So, I can sit here and bitch about the weather, stare out my window and be angry at the fact that there is what looks to be a foot of snow covering the ground as far as I can see. Actually, no, I can’t. Because, I make the choice to be here every single day. I know that if I hated it that much, I could pack up and leave, right now and start over. And one day I just might do that. One day I will have had enough of this. One day there will be one snowfall too many, too late in the year, and it will break me and I will snap and be in search of warmer waters. But in the meantime, I’m here. I’m not quite ready to cut ties with whatever it is that’s holding me here. Call it roots. Call it my kid’s coaches at their swim club who actually care that they grow to be conscious, contributing members of society. Call it their auntie who comes out of her office to say hello when we stop to see my husband at work because she works there too. Call it their grandparents who’ve dropped everything to come watch the kids at their musical performance. Call it the 30 nervous kids bouncing up and down backstage before the curtains open. Call it the many familiar faces I stop and talk to as I walk down the street because there are some amazing people living in this town, suffering through this snow along with me. Call it the woman who cuts my son’s hair who gets excited to see him and calls him bud and has my back when he wants some awful haircut that will only cause problems later, who knows what will look good because she’s been cutting it for the majority of his life. Call it the fact that my husband took one and a half hours to buy the eggs we need for breakfast because he stopped to talk to everyone he bumped into at the grocery store.

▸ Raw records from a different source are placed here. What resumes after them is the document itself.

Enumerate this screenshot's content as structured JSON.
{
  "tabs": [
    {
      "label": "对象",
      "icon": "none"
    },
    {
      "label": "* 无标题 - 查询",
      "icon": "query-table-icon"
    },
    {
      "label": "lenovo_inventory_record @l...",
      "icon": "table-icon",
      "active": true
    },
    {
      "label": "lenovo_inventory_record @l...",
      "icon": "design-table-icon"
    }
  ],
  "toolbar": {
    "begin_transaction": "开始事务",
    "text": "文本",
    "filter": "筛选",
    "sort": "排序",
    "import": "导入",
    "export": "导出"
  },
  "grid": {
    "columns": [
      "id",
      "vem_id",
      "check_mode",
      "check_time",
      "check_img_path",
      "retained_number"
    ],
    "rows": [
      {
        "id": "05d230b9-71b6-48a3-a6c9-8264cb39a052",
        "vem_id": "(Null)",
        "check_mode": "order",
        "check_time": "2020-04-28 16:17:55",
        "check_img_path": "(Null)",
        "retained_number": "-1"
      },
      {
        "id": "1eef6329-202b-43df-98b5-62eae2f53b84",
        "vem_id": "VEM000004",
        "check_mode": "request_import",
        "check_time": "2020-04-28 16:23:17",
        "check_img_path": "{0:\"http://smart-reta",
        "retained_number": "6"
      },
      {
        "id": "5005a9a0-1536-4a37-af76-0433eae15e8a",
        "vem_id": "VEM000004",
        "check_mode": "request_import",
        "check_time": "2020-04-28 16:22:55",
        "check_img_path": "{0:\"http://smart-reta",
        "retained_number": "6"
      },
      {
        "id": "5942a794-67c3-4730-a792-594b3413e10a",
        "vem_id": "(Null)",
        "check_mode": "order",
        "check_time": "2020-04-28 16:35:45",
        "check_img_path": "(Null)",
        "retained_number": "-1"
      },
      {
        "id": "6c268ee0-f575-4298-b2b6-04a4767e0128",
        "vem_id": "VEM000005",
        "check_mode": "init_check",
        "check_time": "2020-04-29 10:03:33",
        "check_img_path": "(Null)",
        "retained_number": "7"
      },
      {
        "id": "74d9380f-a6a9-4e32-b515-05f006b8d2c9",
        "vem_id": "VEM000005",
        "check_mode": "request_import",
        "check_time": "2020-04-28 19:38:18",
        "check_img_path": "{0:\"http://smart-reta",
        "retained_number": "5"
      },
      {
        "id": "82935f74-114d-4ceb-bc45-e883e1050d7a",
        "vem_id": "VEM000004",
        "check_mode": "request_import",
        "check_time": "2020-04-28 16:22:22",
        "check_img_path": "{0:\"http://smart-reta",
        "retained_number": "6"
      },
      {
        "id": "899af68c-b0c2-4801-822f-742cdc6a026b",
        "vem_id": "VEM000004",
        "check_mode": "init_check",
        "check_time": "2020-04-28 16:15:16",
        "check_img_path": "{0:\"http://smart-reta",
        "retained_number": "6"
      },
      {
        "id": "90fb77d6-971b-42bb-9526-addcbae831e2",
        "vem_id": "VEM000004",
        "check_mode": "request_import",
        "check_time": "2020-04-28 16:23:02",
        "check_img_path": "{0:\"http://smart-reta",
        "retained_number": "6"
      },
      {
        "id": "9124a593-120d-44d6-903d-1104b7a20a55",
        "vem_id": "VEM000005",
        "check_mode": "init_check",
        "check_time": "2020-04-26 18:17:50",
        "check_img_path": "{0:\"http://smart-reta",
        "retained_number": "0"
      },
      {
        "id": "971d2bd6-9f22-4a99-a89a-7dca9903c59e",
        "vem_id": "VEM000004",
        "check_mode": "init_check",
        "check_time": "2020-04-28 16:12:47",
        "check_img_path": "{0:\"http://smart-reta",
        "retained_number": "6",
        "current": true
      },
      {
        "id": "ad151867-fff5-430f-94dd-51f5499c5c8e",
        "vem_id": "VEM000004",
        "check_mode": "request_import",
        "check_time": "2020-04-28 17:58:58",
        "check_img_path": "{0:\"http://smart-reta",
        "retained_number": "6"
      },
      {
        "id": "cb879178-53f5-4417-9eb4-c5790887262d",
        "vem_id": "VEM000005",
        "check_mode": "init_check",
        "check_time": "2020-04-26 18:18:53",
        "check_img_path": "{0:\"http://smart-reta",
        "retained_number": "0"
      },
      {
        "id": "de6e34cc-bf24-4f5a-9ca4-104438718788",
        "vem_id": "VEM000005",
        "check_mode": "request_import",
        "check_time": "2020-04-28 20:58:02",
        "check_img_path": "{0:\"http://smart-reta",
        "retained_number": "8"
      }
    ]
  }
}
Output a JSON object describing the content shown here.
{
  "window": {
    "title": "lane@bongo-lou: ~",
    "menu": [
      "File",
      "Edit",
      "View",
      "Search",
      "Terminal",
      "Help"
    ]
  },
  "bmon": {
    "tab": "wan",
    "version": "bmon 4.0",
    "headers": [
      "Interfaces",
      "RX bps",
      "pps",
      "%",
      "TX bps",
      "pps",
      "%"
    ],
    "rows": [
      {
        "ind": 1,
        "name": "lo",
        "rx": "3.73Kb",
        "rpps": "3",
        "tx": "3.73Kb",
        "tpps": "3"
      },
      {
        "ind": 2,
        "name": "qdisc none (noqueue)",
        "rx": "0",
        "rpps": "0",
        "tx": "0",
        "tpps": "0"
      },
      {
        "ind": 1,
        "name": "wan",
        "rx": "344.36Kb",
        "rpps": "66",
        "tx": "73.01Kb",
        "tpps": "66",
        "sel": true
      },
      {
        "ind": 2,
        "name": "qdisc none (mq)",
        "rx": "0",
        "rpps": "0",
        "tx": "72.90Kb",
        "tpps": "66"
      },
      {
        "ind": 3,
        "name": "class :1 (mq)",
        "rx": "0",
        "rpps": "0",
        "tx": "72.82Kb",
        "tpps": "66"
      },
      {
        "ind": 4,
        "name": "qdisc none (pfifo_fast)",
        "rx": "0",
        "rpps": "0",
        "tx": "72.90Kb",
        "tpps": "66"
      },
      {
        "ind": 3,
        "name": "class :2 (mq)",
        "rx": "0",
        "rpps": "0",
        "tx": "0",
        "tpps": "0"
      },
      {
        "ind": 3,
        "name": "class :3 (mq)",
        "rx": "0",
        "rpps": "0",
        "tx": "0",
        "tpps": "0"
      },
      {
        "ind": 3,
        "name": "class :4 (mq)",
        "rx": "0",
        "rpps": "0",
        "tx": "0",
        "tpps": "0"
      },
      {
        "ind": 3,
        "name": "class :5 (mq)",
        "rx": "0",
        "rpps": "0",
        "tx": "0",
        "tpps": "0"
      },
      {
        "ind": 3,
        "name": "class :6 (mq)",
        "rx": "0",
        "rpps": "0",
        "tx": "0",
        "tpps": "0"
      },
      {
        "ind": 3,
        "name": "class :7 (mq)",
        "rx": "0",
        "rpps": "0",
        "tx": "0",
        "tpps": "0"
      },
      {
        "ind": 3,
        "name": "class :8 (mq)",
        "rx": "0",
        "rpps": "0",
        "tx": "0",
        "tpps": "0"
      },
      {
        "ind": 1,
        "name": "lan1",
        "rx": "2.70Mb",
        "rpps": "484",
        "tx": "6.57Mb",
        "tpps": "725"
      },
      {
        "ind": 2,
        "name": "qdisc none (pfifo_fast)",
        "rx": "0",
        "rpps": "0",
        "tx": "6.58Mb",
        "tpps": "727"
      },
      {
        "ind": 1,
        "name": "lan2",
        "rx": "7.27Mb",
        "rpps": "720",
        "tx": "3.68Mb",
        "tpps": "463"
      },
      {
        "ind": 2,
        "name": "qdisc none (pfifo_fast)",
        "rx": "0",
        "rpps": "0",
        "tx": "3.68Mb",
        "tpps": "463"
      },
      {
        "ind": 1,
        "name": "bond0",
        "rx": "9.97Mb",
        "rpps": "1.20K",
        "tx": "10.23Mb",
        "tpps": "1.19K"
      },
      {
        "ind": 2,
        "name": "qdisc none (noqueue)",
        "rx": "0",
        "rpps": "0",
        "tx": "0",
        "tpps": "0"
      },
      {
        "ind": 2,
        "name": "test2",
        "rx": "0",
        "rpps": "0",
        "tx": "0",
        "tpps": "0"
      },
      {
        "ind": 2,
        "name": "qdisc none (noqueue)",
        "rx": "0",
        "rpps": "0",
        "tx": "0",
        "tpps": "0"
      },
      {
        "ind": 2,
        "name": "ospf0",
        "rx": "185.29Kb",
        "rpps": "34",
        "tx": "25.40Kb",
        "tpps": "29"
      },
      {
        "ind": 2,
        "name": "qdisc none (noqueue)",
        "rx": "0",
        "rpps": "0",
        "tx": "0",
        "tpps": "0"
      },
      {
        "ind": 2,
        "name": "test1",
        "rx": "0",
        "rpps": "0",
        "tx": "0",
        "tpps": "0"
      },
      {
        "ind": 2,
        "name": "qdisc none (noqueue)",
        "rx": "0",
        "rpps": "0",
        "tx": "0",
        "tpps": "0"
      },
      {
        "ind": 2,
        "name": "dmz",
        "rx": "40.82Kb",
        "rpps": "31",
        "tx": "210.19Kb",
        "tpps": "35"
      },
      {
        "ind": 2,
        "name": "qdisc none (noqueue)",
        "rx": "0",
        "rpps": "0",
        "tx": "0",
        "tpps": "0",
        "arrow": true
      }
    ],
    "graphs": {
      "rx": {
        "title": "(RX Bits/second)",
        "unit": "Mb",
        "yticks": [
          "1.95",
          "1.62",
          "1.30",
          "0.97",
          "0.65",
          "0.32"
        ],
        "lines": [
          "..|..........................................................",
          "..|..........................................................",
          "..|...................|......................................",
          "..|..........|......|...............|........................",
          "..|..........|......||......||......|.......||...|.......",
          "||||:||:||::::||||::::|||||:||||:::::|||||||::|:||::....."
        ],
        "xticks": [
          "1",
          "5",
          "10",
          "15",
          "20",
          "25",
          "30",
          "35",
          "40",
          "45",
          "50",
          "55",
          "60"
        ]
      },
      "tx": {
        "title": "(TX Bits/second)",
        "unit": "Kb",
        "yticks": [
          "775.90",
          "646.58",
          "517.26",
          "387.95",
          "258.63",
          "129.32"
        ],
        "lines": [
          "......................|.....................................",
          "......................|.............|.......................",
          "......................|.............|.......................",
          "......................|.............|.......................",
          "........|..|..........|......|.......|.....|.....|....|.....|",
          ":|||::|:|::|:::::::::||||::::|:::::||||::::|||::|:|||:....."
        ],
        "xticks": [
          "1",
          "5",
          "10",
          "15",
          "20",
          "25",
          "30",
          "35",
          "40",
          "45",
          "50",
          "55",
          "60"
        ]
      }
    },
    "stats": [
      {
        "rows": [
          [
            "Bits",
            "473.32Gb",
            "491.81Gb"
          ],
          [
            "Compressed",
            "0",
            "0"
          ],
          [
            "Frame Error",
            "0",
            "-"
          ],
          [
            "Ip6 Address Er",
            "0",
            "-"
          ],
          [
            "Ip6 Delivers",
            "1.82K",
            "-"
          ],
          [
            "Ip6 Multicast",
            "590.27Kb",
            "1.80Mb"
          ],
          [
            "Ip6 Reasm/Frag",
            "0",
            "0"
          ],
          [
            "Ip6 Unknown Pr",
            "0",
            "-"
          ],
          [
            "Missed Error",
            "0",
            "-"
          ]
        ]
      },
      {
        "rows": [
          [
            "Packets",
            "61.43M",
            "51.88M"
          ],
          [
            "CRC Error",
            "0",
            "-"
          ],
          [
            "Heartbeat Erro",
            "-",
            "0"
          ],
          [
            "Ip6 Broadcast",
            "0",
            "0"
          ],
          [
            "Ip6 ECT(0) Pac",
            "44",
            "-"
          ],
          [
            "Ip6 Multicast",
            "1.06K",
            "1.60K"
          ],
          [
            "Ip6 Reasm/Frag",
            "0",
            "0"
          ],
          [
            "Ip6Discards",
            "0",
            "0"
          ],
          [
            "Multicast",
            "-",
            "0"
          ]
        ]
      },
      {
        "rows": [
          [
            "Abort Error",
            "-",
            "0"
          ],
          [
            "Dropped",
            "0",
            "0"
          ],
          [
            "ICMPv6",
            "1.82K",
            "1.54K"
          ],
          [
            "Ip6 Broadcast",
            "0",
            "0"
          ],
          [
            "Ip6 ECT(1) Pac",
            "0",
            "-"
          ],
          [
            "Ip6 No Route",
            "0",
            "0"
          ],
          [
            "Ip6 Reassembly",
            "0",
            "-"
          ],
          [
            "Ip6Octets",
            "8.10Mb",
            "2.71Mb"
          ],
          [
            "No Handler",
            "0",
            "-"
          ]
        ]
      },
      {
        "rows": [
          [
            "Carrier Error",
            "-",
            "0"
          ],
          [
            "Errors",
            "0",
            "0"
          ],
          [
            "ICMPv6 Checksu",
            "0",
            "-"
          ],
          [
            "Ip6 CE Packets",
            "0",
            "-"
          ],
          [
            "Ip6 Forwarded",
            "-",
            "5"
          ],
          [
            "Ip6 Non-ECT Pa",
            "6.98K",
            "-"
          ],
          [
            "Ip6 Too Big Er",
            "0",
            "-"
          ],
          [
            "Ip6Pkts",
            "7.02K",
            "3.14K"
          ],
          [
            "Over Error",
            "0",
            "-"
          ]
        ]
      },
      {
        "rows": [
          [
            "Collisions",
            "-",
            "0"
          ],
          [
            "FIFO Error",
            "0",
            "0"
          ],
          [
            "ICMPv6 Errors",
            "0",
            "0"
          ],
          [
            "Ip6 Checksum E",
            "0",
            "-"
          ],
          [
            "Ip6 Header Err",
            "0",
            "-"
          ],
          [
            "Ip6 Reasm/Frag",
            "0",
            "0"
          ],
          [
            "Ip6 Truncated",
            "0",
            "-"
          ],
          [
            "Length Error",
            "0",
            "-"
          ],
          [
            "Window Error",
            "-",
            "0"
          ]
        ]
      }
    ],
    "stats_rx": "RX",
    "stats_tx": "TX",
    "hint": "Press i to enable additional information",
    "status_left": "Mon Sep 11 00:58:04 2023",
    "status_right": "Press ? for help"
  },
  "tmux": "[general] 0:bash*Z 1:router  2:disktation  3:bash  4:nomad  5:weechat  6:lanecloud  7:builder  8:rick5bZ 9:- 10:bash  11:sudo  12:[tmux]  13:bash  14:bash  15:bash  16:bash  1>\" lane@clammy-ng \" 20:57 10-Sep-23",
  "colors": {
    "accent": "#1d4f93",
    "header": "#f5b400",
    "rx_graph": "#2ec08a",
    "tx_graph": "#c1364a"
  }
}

Yes, there is better weather out there, and one day, I may immerse myself in it. But in the meantime, I’m going to appreciate the anchor holding me here, because weather isn’t everything. It’s the people who make a place what it is.
Besides, I don’t really like gardening or yard work, so at least I’m not sitting here, staring out at the green grass that needs mowing and the weed-infested flower beds, feeling guilty for not being out there, digging in the dirt.